In the essay Hayek went on to explain that the correct name for his ideas was Whiggism, because it was the ideas of the seventeenth century English Whigs that inspired what later came to be known as the liberal movement in Europe that provided the conceptions that the American colonists took with them but which was later altered by the French Revolution, with its “totalitarian democracy and socialist leanings”. Hayek ends his essay by coming to an unsatisfactory conclusion as to what any new movement based on his political philosophy might be best called, but this has not stopped many labelling him, incorrectly a Libertarian.
Libertarians believe in freedom as long as the person and property of others is not harmed and that a combination of personal and economic freedom will inevitably produce creativity, abundance and peace.
But in a world of increasingly rapid technological change and increasing concern about the impact of development on the state of the world’s environment and increasing competition for limited resources (including water) there will always be impacts on person and property (particularly if you live downstream). Change brings winners and losers and Libertarianism is not a realistic or sophisticated enough political philosophy to deal with this.
In 1998 Virginia Postrel, the editor of Reason magazine, introduced a new label for a new political philosophy, a philosophy that she explained has given us greater wealth, opportunity and choice than at any time in history. In ‘The Future and Its Enemies – The Growing Conflict over Creativity, Enterprise and Progress’ Postrel suggests, like Hayek, that conservatives and social liberals have much in common and as a consequence the terms ‘left’ and ‘right’ are of little relevance. Instead she suggests we use the terms ‘stasis’ versus ‘dynamism’ to describe the chasm between those who want to control the future (conservatives and social liberals) and those who believe in the capacity of human beings to improve their lives through trial and error, spontaneous adjustment, adaptation and evolution (dynamists).

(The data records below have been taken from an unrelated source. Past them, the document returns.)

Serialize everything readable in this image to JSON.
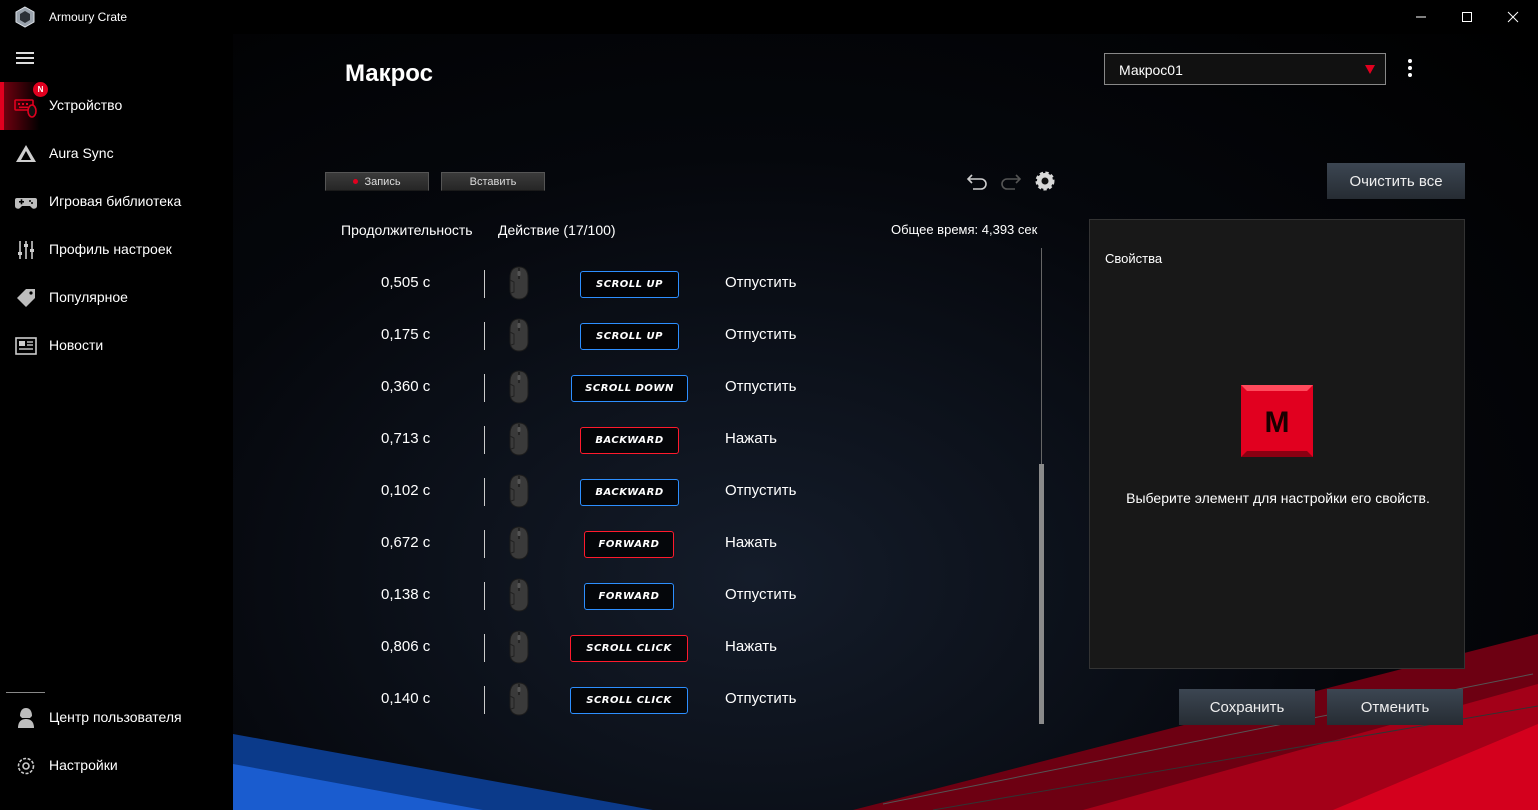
{
  "window": {
    "title": "Armoury Crate",
    "controls": [
      "minimize-icon",
      "maximize-icon",
      "close-icon"
    ]
  },
  "sidebar": {
    "items": [
      {
        "label": "Устройство",
        "icon": "keyboard-mouse-icon",
        "active": true,
        "badge": "N"
      },
      {
        "label": "Aura Sync",
        "icon": "aura-triangle-icon"
      },
      {
        "label": "Игровая библиотека",
        "icon": "gamepad-icon"
      },
      {
        "label": "Профиль настроек",
        "icon": "sliders-icon"
      },
      {
        "label": "Популярное",
        "icon": "tag-icon"
      },
      {
        "label": "Новости",
        "icon": "newspaper-icon"
      }
    ],
    "bottom_items": [
      {
        "label": "Центр пользователя",
        "icon": "user-icon"
      },
      {
        "label": "Настройки",
        "icon": "gear-icon"
      }
    ]
  },
  "main": {
    "title": "Макрос",
    "macro_select": {
      "value": "Макрос01"
    },
    "toolbar": {
      "record_label": "Запись",
      "insert_label": "Вставить",
      "clear_label": "Очистить все"
    },
    "columns": {
      "duration": "Продолжительность",
      "action": "Действие (17/100)"
    },
    "total_time": "Общее время: 4,393 сек",
    "rows": [
      {
        "duration": "0,505 с",
        "key": "SCROLL UP",
        "key_color": "blue",
        "action": "Отпустить"
      },
      {
        "duration": "0,175 с",
        "key": "SCROLL UP",
        "key_color": "blue",
        "action": "Отпустить"
      },
      {
        "duration": "0,360 с",
        "key": "SCROLL DOWN",
        "key_color": "blue",
        "action": "Отпустить"
      },
      {
        "duration": "0,713 с",
        "key": "BACKWARD",
        "key_color": "red",
        "action": "Нажать"
      },
      {
        "duration": "0,102 с",
        "key": "BACKWARD",
        "key_color": "blue",
        "action": "Отпустить"
      },
      {
        "duration": "0,672 с",
        "key": "FORWARD",
        "key_color": "red",
        "action": "Нажать"
      },
      {
        "duration": "0,138 с",
        "key": "FORWARD",
        "key_color": "blue",
        "action": "Отпустить"
      },
      {
        "duration": "0,806 с",
        "key": "SCROLL CLICK",
        "key_color": "red",
        "action": "Нажать"
      },
      {
        "duration": "0,140 с",
        "key": "SCROLL CLICK",
        "key_color": "blue",
        "action": "Отпустить"
      }
    ],
    "properties": {
      "title": "Свойства",
      "icon_letter": "M",
      "message": "Выберите элемент для настройки его свойств."
    },
    "save_label": "Сохранить",
    "cancel_label": "Отменить"
  },
  "colors": {
    "accent_red": "#e1001f",
    "key_blue": "#2d8fff",
    "key_red": "#ff1a2c"
  }
}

Postrel explains that dynamists keep the underlying rules neutral and transparent – a flat tax, for instance – and they stigmatize changes designed to favour particular groups. They believe in free markets but they are not just libertarians with a new name, as they include people with a more expansive view of public goods. So some dynamists support forms of paternalism including seat belt laws, antismoking regulations and a safety net for the poor. But instead of grand plans or ad hoc solutions they have the patience to let trial and error work within well-established and understood rules.
In short, the dynamist recognises that change is real and that our values are not things that have always existed, and will always exist. The future will be a consequence of the legacy of past generations and our own activities and should not be left to chance but neither should we seek to specify in advance exactly what the future will look like.